All of a sudden “loan officer Beth Goldberg” changed it up on me and said that due to clients not paying, she was going to require that I pay $500 upfront, and the balance of $500 would be due only once I got the proper documentation for my forgiven EIDL.
Not surprisingly, the scammer gave me a bunch of payment methods that would be difficult to recover once the funds went out. They asked for payment via Zelle, Venmo, or Bitcoin… because yeah, that’s how you pay the SBA normally (Kidding!)
Just to see how long I could string them along, I told them that I was confused because I thought they worked for the SBA. The scammer said they did work for the SBA.
I want to keep the scammer on the hook a little longer, so I didn’t push the matter further. Needless to say, folks, any payments you make to the SBA would be directly to the SBA, not to the individual who’s representing the SBA.
To make it even more ridiculous, the scammer was giving me payment addresses for people that didn’t even have the same name. The scammer claimed it was her assistant. I won’t post those just in case those are real, unsuspecting people who didn’t realize they were part of the scam.
My best guess is that these are unsuspecting people who they lured in under the guise of making easy money.
I guess they would promise the people that if they took the $500 that was sent to them and forwarded half of that, they could keep the other $250.
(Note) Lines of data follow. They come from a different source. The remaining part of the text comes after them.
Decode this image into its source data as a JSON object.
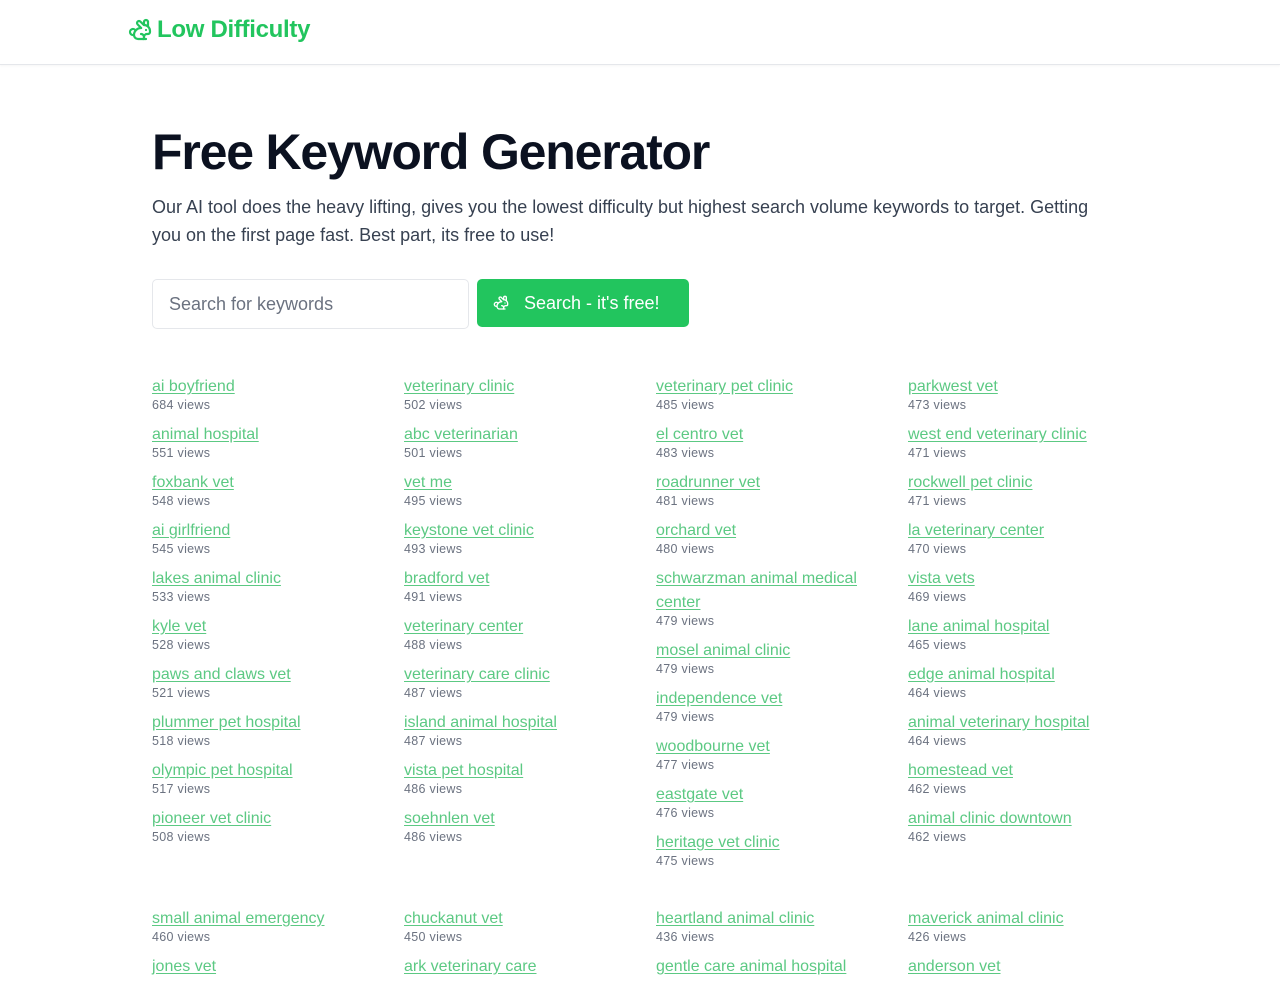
{
  "header": {
    "brand_name": "Low Difficulty",
    "brand_icon": "rabbit-icon",
    "brand_color": "#22c55e"
  },
  "hero": {
    "title": "Free Keyword Generator",
    "subtitle": "Our AI tool does the heavy lifting, gives you the lowest difficulty but highest search volume keywords to target. Getting you on the first page fast. Best part, its free to use!"
  },
  "search": {
    "placeholder": "Search for keywords",
    "value": "",
    "button_label": "Search - it's free!",
    "button_icon": "rabbit-icon",
    "button_color": "#22c55e"
  },
  "keywords_group1": [
    [
      {
        "term": "ai boyfriend",
        "views": "684 views"
      },
      {
        "term": "animal hospital",
        "views": "551 views"
      },
      {
        "term": "foxbank vet",
        "views": "548 views"
      },
      {
        "term": "ai girlfriend",
        "views": "545 views"
      },
      {
        "term": "lakes animal clinic",
        "views": "533 views"
      },
      {
        "term": "kyle vet",
        "views": "528 views"
      },
      {
        "term": "paws and claws vet",
        "views": "521 views"
      },
      {
        "term": "plummer pet hospital",
        "views": "518 views"
      },
      {
        "term": "olympic pet hospital",
        "views": "517 views"
      },
      {
        "term": "pioneer vet clinic",
        "views": "508 views"
      }
    ],
    [
      {
        "term": "veterinary clinic",
        "views": "502 views"
      },
      {
        "term": "abc veterinarian",
        "views": "501 views"
      },
      {
        "term": "vet me",
        "views": "495 views"
      },
      {
        "term": "keystone vet clinic",
        "views": "493 views"
      },
      {
        "term": "bradford vet",
        "views": "491 views"
      },
      {
        "term": "veterinary center",
        "views": "488 views"
      },
      {
        "term": "veterinary care clinic",
        "views": "487 views"
      },
      {
        "term": "island animal hospital",
        "views": "487 views"
      },
      {
        "term": "vista pet hospital",
        "views": "486 views"
      },
      {
        "term": "soehnlen vet",
        "views": "486 views"
      }
    ],
    [
      {
        "term": "veterinary pet clinic",
        "views": "485 views"
      },
      {
        "term": "el centro vet",
        "views": "483 views"
      },
      {
        "term": "roadrunner vet",
        "views": "481 views"
      },
      {
        "term": "orchard vet",
        "views": "480 views"
      },
      {
        "term": "schwarzman animal medical center",
        "views": "479 views"
      },
      {
        "term": "mosel animal clinic",
        "views": "479 views"
      },
      {
        "term": "independence vet",
        "views": "479 views"
      },
      {
        "term": "woodbourne vet",
        "views": "477 views"
      },
      {
        "term": "eastgate vet",
        "views": "476 views"
      },
      {
        "term": "heritage vet clinic",
        "views": "475 views"
      }
    ],
    [
      {
        "term": "parkwest vet",
        "views": "473 views"
      },
      {
        "term": "west end veterinary clinic",
        "views": "471 views"
      },
      {
        "term": "rockwell pet clinic",
        "views": "471 views"
      },
      {
        "term": "la veterinary center",
        "views": "470 views"
      },
      {
        "term": "vista vets",
        "views": "469 views"
      },
      {
        "term": "lane animal hospital",
        "views": "465 views"
      },
      {
        "term": "edge animal hospital",
        "views": "464 views"
      },
      {
        "term": "animal veterinary hospital",
        "views": "464 views"
      },
      {
        "term": "homestead vet",
        "views": "462 views"
      },
      {
        "term": "animal clinic downtown",
        "views": "462 views"
      }
    ]
  ],
  "keywords_group2": [
    [
      {
        "term": "small animal emergency",
        "views": "460 views"
      },
      {
        "term": "jones vet",
        "views": ""
      }
    ],
    [
      {
        "term": "chuckanut vet",
        "views": "450 views"
      },
      {
        "term": "ark veterinary care",
        "views": ""
      }
    ],
    [
      {
        "term": "heartland animal clinic",
        "views": "436 views"
      },
      {
        "term": "gentle care animal hospital",
        "views": ""
      }
    ],
    [
      {
        "term": "maverick animal clinic",
        "views": "426 views"
      },
      {
        "term": "anderson vet",
        "views": ""
      }
    ]
  ]
}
Inevitably, once the scam was revealed, the person who received the money would be the one being banned or blocked, and not the actual scammer… I could be wrong about that arrangement, but just a guess.
Finally, I started saying ridiculous things to the scammer to see how long I can keep them on the hook. I asked Officer Beth on a date, and she politely declined.
Then I found a fake screenshot of a PayPal payment and sent it to them, and they replied it was the wrong address. After that, they stopped responding.
While I enjoyed messing with the scammer, I do want to get the word out there that there are scummy people like this who are trying to take advantage of desperate EIDL loan borrowers who are seeking loan forgiveness even though it doesn’t actually exist at this point.
Just to summarize, here are all the red flags that you would want to look for in a situation like this:
- If you’re going to send money to the SBA, you would be able to pay it directly to the SBA. They’re not going to ask you to Venmo or pay with Bitcoin.
- Nothing typically happens at the SBA from start to finish within 2 to 4 hours. When clients attempt to settle, I tell them the process will take somewhere between 6 and 8 months for normal SBA loan settlements.
- The SBA would never flat out forgive a loan without asking for a bunch of information first. If it were as easy as giving them your loan number, they would just go ahead and forgive them all. There would be no need to apply.
- An SBA employee would not communicate with you through social media channels to solicit payment.